**WORK TASK**
Within the data that follows, how many lines contain the word "this"? Reply with only the number.

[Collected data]
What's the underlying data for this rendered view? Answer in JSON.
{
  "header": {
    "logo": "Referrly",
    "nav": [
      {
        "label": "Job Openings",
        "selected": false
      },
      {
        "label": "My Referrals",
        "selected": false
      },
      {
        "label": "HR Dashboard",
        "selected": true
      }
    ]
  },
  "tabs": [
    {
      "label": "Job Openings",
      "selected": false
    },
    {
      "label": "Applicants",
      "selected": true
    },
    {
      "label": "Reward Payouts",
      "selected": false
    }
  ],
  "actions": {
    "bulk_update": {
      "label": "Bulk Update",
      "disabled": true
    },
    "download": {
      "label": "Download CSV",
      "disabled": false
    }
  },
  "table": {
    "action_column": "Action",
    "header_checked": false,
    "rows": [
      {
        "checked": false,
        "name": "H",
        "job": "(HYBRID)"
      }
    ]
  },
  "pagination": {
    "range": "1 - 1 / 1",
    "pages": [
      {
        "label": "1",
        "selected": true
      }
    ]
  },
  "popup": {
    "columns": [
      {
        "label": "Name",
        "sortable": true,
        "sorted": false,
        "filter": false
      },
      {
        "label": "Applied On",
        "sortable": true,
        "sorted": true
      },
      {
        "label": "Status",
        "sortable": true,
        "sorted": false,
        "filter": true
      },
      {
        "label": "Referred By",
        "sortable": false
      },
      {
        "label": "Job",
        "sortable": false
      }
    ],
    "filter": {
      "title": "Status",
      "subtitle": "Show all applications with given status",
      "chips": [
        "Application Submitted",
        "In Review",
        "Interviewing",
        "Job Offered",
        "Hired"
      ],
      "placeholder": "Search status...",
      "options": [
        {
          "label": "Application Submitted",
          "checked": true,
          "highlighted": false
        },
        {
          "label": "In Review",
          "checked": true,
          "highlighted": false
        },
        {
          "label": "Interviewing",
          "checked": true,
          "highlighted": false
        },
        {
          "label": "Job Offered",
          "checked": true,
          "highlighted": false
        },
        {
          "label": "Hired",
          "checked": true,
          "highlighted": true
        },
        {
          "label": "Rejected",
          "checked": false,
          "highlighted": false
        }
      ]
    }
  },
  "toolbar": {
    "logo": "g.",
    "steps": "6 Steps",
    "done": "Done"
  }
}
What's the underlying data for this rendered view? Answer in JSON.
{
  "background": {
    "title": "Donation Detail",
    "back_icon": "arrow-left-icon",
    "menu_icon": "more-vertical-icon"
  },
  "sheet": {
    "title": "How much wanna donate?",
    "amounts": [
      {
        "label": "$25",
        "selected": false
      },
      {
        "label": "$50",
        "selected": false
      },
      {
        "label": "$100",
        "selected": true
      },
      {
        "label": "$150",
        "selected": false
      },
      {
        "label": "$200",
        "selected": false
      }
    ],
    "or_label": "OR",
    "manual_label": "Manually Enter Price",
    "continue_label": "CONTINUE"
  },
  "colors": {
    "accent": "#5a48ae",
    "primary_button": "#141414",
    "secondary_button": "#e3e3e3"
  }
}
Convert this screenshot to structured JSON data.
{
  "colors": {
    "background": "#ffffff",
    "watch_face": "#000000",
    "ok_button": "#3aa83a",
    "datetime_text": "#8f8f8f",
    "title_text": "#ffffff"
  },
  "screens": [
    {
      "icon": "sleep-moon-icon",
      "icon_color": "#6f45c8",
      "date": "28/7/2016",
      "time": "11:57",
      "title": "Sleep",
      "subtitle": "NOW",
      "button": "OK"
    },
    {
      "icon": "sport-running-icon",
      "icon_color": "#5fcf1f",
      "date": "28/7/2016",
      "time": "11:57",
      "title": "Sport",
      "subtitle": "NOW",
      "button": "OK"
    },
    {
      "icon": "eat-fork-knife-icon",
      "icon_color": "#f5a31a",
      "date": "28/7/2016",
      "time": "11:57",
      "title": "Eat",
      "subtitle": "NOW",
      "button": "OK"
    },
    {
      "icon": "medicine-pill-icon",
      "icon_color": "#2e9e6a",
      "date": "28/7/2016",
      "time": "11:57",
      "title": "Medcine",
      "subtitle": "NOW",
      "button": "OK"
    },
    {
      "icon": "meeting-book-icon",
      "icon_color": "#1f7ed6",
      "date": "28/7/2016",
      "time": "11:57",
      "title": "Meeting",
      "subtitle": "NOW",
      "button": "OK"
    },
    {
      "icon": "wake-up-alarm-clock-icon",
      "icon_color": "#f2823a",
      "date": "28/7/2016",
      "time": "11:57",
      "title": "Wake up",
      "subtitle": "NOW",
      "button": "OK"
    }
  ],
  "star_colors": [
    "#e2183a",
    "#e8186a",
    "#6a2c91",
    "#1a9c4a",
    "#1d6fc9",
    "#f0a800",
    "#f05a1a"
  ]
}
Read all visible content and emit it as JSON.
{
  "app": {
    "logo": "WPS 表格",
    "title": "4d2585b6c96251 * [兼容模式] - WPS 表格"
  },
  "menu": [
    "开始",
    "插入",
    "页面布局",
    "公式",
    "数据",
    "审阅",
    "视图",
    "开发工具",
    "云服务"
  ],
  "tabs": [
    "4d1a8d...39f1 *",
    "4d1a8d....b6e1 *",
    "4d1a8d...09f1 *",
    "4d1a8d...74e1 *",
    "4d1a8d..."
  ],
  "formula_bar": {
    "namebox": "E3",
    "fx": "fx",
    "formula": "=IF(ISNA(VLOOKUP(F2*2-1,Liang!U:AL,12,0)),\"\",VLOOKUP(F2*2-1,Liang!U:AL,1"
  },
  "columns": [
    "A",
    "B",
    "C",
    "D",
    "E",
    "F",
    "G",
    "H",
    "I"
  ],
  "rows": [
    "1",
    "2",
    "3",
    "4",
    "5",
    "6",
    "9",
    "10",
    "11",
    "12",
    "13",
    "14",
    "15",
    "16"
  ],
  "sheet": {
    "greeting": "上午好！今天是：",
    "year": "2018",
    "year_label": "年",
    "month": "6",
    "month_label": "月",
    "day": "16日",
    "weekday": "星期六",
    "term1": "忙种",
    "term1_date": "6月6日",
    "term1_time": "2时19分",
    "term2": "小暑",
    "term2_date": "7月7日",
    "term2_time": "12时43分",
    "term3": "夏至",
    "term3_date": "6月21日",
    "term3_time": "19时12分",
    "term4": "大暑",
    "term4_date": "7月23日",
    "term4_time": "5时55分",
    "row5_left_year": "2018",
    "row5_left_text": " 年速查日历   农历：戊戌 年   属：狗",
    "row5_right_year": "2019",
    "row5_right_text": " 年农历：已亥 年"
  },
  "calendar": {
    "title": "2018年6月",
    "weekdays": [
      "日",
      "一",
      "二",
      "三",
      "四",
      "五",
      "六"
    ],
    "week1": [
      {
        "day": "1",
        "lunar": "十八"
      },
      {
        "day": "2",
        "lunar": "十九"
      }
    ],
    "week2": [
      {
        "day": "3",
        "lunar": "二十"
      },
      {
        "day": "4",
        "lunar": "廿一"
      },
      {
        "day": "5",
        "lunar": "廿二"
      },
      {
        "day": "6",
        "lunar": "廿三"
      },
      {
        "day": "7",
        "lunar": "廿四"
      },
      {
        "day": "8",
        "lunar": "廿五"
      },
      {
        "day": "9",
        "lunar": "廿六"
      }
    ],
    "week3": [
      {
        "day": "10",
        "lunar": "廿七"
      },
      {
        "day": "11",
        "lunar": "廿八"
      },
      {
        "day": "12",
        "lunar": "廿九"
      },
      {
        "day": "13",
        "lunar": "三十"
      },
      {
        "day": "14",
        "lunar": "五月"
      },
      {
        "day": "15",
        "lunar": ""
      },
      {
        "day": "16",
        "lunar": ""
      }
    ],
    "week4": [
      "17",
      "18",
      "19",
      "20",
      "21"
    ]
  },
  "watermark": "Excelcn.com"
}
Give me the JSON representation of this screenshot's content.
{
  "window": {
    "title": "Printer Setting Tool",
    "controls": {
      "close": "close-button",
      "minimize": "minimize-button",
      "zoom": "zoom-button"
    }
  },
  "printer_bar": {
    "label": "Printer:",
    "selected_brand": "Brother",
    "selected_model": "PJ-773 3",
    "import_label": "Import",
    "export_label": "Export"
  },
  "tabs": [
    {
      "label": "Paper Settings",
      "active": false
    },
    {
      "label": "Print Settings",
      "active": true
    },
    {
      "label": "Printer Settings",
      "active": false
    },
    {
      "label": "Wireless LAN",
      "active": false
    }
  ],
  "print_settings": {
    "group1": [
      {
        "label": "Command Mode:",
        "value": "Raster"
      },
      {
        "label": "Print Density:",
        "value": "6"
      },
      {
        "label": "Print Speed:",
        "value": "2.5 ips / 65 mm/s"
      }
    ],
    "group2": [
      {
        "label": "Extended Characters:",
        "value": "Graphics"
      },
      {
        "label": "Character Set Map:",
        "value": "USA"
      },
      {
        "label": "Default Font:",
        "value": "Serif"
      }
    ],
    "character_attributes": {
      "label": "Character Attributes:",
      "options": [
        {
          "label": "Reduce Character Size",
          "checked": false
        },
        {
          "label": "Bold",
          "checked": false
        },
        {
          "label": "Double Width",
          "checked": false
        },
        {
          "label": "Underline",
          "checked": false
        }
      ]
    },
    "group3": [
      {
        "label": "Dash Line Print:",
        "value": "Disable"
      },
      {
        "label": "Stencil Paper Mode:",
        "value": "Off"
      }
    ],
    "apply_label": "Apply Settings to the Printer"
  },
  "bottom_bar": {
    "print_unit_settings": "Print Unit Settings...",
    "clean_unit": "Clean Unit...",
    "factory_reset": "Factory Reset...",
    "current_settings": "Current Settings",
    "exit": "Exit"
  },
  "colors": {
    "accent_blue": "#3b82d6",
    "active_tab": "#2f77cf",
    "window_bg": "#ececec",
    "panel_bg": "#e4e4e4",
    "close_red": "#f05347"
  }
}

**RESPONSE**
4